» **Source information**
-*-
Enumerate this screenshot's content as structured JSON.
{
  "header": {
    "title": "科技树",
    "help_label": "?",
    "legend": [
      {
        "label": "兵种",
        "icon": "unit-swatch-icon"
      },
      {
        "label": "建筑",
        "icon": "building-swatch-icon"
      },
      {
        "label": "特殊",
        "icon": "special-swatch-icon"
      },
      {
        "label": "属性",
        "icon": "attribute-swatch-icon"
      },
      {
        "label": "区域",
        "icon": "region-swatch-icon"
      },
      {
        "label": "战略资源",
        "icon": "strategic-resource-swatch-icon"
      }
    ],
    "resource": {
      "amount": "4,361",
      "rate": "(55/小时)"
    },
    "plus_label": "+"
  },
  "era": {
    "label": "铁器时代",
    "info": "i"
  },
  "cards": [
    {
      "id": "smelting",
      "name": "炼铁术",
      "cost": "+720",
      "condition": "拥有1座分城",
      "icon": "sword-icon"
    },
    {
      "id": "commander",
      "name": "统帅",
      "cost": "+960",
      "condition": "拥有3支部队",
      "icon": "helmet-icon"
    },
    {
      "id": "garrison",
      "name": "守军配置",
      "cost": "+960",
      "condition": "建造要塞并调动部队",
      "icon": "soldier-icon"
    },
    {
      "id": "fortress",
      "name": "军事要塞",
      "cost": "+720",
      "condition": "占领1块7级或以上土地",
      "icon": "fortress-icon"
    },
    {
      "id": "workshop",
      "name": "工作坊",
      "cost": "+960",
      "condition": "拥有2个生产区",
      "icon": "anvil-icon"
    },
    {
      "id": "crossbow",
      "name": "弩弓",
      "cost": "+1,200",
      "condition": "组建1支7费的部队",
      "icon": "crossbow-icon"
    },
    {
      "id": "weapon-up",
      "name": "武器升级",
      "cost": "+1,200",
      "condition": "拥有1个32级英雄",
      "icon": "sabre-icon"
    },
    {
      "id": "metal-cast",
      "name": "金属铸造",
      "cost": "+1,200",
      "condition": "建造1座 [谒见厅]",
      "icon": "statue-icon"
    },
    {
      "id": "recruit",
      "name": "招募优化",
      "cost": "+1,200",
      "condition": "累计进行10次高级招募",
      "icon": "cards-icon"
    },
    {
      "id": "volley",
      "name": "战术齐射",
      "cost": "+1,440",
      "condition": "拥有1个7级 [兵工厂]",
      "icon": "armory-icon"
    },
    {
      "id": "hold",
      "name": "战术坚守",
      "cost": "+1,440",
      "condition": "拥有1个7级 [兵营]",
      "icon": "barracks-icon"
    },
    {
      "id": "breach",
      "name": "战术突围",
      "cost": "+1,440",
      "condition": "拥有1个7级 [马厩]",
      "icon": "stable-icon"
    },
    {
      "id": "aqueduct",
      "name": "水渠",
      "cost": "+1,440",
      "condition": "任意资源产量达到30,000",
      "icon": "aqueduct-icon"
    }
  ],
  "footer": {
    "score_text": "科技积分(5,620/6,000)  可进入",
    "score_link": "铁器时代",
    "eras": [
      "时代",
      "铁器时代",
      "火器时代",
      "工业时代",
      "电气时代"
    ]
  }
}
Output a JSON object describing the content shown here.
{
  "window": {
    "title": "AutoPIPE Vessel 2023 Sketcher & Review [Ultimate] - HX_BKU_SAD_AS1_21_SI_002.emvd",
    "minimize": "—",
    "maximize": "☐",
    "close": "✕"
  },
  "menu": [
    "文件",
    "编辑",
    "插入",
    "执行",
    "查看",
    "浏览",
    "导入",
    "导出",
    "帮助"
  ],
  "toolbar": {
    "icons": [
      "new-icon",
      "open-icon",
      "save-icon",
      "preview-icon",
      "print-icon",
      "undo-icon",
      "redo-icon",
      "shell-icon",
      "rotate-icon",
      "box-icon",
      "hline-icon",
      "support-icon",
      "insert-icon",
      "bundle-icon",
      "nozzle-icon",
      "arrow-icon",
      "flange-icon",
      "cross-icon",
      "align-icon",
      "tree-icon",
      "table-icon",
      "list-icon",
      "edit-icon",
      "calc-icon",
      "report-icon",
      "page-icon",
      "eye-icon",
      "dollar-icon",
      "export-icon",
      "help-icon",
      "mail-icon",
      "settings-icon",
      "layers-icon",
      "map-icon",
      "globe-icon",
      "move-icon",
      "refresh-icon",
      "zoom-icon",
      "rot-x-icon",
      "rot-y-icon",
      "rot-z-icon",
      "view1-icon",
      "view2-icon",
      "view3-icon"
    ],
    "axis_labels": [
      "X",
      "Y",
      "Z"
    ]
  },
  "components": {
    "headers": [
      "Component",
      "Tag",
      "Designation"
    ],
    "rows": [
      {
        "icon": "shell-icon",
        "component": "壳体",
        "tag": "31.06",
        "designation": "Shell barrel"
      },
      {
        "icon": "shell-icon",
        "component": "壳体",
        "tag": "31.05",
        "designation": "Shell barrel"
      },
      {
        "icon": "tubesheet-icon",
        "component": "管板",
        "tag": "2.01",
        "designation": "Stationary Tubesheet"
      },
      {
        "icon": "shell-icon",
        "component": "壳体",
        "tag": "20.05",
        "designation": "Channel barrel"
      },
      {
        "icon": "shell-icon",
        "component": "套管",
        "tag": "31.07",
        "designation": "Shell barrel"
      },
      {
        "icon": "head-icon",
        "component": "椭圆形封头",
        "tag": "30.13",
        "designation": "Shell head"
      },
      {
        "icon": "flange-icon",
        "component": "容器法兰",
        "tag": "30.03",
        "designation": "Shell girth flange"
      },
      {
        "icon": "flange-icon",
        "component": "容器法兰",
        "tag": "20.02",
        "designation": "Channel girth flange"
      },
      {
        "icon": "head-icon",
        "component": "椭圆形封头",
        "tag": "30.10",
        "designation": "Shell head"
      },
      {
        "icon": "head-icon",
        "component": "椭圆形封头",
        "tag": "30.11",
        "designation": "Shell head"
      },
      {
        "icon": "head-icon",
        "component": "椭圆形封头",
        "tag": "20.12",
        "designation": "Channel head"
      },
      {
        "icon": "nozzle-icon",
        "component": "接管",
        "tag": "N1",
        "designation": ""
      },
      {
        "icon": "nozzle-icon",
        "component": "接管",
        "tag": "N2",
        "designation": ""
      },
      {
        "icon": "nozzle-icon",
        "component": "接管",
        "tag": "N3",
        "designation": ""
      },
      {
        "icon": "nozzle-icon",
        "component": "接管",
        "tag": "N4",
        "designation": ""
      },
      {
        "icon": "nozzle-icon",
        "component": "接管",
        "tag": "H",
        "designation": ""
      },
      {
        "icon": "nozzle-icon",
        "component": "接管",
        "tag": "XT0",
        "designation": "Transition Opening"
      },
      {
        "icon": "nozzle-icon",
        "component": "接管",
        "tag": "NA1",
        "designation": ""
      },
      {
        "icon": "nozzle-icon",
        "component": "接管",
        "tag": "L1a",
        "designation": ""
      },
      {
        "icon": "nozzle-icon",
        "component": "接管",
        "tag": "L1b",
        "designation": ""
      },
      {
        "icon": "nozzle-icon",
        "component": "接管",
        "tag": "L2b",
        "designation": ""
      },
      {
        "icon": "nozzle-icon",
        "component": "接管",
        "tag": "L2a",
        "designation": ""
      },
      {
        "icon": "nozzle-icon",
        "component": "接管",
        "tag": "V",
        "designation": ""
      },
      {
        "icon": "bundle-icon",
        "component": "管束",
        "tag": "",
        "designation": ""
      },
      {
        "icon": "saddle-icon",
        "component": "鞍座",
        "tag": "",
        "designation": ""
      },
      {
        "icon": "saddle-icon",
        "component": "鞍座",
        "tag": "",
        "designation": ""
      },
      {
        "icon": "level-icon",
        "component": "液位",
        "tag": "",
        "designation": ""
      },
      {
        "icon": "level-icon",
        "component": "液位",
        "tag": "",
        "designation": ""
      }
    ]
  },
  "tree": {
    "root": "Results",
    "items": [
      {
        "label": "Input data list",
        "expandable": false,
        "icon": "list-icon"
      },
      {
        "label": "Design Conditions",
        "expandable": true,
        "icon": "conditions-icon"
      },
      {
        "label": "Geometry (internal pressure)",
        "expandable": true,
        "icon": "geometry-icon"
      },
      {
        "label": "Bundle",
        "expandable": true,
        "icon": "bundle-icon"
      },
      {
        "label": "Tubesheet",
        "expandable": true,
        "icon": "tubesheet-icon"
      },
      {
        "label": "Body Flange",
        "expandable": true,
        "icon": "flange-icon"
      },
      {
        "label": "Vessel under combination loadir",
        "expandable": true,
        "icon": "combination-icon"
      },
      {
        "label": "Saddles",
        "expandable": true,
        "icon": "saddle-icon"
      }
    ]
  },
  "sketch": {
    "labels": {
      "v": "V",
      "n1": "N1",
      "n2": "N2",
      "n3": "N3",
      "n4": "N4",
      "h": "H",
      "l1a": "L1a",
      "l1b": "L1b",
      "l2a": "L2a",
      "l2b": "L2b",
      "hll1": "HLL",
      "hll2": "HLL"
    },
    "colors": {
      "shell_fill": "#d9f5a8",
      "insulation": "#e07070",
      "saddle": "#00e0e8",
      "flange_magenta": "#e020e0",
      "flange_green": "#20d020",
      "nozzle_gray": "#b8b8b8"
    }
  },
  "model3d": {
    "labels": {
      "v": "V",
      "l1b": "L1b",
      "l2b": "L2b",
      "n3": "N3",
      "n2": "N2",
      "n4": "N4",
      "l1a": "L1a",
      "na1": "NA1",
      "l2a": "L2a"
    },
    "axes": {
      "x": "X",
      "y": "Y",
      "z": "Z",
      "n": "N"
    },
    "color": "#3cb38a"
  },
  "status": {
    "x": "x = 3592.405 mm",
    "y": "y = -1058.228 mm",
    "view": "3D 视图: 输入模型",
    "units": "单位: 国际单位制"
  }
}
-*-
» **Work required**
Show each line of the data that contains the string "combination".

» **Reply**
        "label": "Vessel under combination loadir",
        "icon": "combination-icon"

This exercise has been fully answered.